When asked how he’ll apply what he’s learned through the certificate program to his legal practice, Mark Jensen replied, “Without sounding too idealistic, I’d like to think that I will have plenty of opportunities in the public interest field to help advance the interests of Native Hawaiians.”

Jeannin Russo commented that the certificate “is a great accomplishment and it has given me more knowledge of the issues I need to protect and address in my career.”

“Native Hawaiian law is challenging!  I find this subject to be very dimensional, given that it spans both state and federal law, and within that encompasses property law, Indian law, historic preservation, legislative and political work,” is how Alexa Zen described the program.

Amanda Donlin described the writing requirement as memorable and explained, “I wrote my paper on the legal certification of traditional Hawaiian healers.  It was the first time I wrote a paper of that magnitude and I enjoyed the journey.  I even had my paper published in a law journal, something I never dreamed I would ever accomplish.”

The annual spring commencement of the William S. Richardson School of Law awarded 15 students with Native Hawaiian Law Certificates on Sunday, May 15, 2011.

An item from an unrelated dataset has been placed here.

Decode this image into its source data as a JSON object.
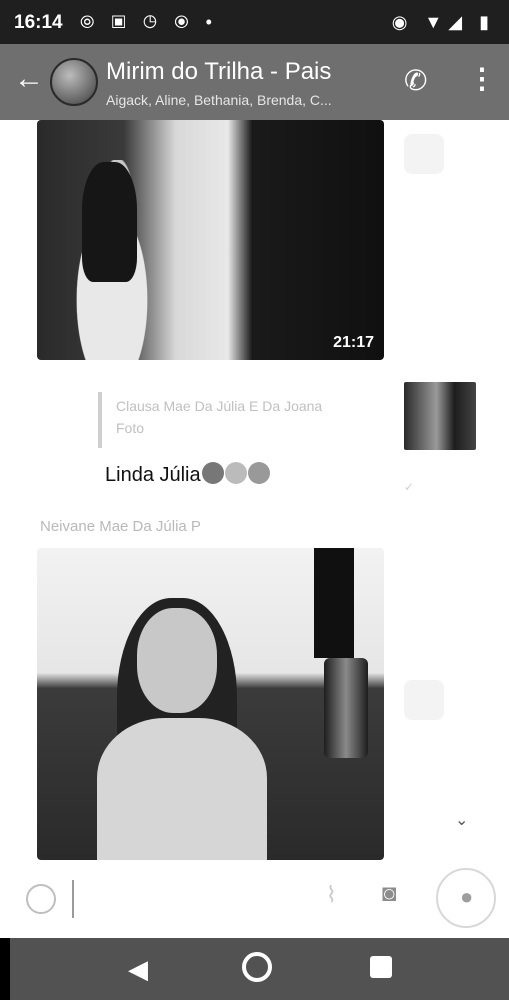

Established with federal funding in 2005 at the William S. Richardson School of Law, Ka Huli Ao Center for Excellence in Native Hawaiian is an academic center that promotes education, scholarship, community outreach and collaboration on issues of law, culture and justice for Native Hawaiians and other Pacific and Indigenous peoples.  Law Professor Melody Kapilialoha MacKenzie serves as the Director of Ka Huli Ao, and is also among the Law School’s first graduates.